[History of psychosurgery].

Nihon ishigaku zasshi. [Journal of Japanese history of medicine]

PubMedID: 11639762

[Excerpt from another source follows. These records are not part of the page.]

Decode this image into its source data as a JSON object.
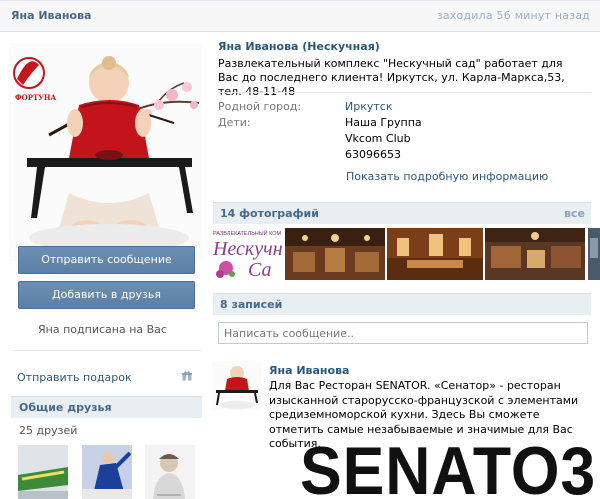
{
  "header": {
    "user_name": "Яна Иванова",
    "last_seen": "заходила 56 минут назад"
  },
  "profile": {
    "full_name": "Яна Иванова (Нескучная)",
    "status": "Развлекательный комплекс \"Нескучный сад\" работает для Вас до последнего клиента! Иркутск, ул. Карла-Маркса,53, тел. 48-11-48",
    "info": [
      {
        "label": "Родной город:",
        "values": [
          "Иркутск"
        ]
      },
      {
        "label": "Дети:",
        "values": [
          "Наша Группа",
          "Vkcom Club",
          "63096653"
        ]
      }
    ],
    "more_info_link": "Показать подробную информацию",
    "photo_watermark": "ФОРТУНА"
  },
  "actions": {
    "send_message": "Отправить сообщение",
    "add_friend": "Добавить в друзья",
    "subscribed_note": "Яна подписана на Вас",
    "send_gift": "Отправить подарок"
  },
  "friends": {
    "title": "Общие друзья",
    "count": "25 друзей"
  },
  "photos": {
    "title": "14 фотографий",
    "all_link": "все",
    "first_caption_top": "РАЗВЛЕКАТЕЛЬНЫЙ КОМ",
    "first_caption_main": "Нескучны",
    "first_caption_sub": "Са"
  },
  "wall": {
    "title": "8 записей",
    "compose_placeholder": "Написать сообщение..",
    "post": {
      "author": "Яна Иванова",
      "text": "Для Вас Ресторан SENATOR. «Сенатор» - ресторан изысканной старорусско-французской с элементами средиземноморской кухни. Здесь Вы сможете отметить самые незабываемые и значимые для Вас события.",
      "logo_text": "SENATO3"
    }
  },
  "colors": {
    "brand": "#45688e",
    "link": "#2b587a",
    "button": "#5b7fa6",
    "bar": "#e9eef3"
  }
}
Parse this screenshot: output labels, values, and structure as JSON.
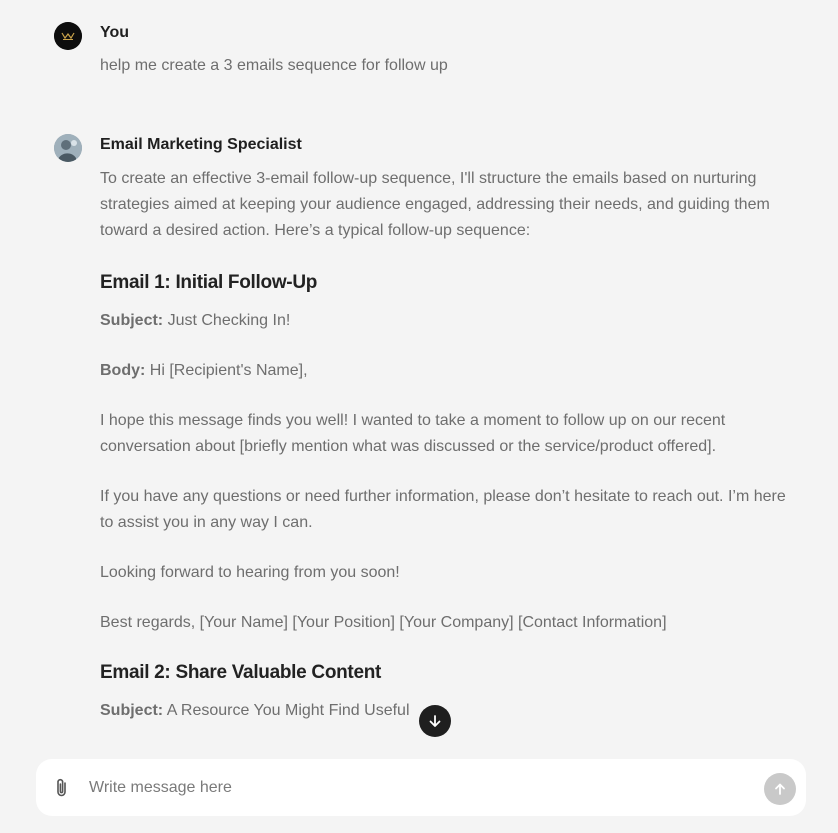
{
  "user": {
    "name": "You",
    "message": "help me create a 3 emails sequence for follow up"
  },
  "assistant": {
    "name": "Email Marketing Specialist",
    "intro": "To create an effective 3-email follow-up sequence, I'll structure the emails based on nurturing strategies aimed at keeping your audience engaged, addressing their needs, and guiding them toward a desired action. Here’s a typical follow-up sequence:",
    "email1": {
      "heading": "Email 1: Initial Follow-Up",
      "subject_label": "Subject:",
      "subject": " Just Checking In!",
      "body_label": "Body:",
      "body_greeting": " Hi [Recipient's Name],",
      "para1": "I hope this message finds you well! I wanted to take a moment to follow up on our recent conversation about [briefly mention what was discussed or the service/product offered].",
      "para2": "If you have any questions or need further information, please don’t hesitate to reach out. I’m here to assist you in any way I can.",
      "para3": "Looking forward to hearing from you soon!",
      "signoff": "Best regards, [Your Name] [Your Position] [Your Company] [Contact Information]"
    },
    "email2": {
      "heading": "Email 2: Share Valuable Content",
      "subject_label": "Subject:",
      "subject": " A Resource You Might Find Useful"
    }
  },
  "composer": {
    "placeholder": "Write message here"
  },
  "icons": {
    "scroll": "arrow-down-icon",
    "attach": "paperclip-icon",
    "send": "arrow-up-icon"
  },
  "colors": {
    "background": "#f4f4f4",
    "composer_bg": "#ffffff",
    "send_button": "#c9c9c9",
    "scroll_button": "#1f1f1f"
  }
}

Fujikura I. [History of psychosurgery]. Nihon Ishigaku Zasshi. 1993;39(2):217-22.
In 1935, Egas Moniz inaugurated a surgical procedure in the treatment of certain psychoses. By interrupting some of the connections between the prefrontal lobes and other parts of the brain, some benefits were brought to the psychotic individuals. He reported 20 cases of these procedures. The treatment of chronic psychotic patients by prefrontal leucotomy or lobotomy, was spread throughout the world by Walter Freeman. In Japan the psychosurgical operation was performed in 1939 by Nakada using prefrontal lobotomy. In April 1959, the 15th General Assembly of the Japan General Congress was held in Tokyo and the subject "Functional brain surgery" was taken up at one of the plenary sessions. In the early years, numerous operations were performed upon chronic disturbed psychotic patients who had not been relieved by various other somatic treatments in mental hospitals. Following the development of psychopharmacotherapy since the middle part of the 1950s marked decline in the number of psychosurgical operations was observed. Now this surgery has been interrupted because of the continued trouble faced by psychosurgery in Japan. Why did such a popularity and then a decline of psychosurgery occur in this short term?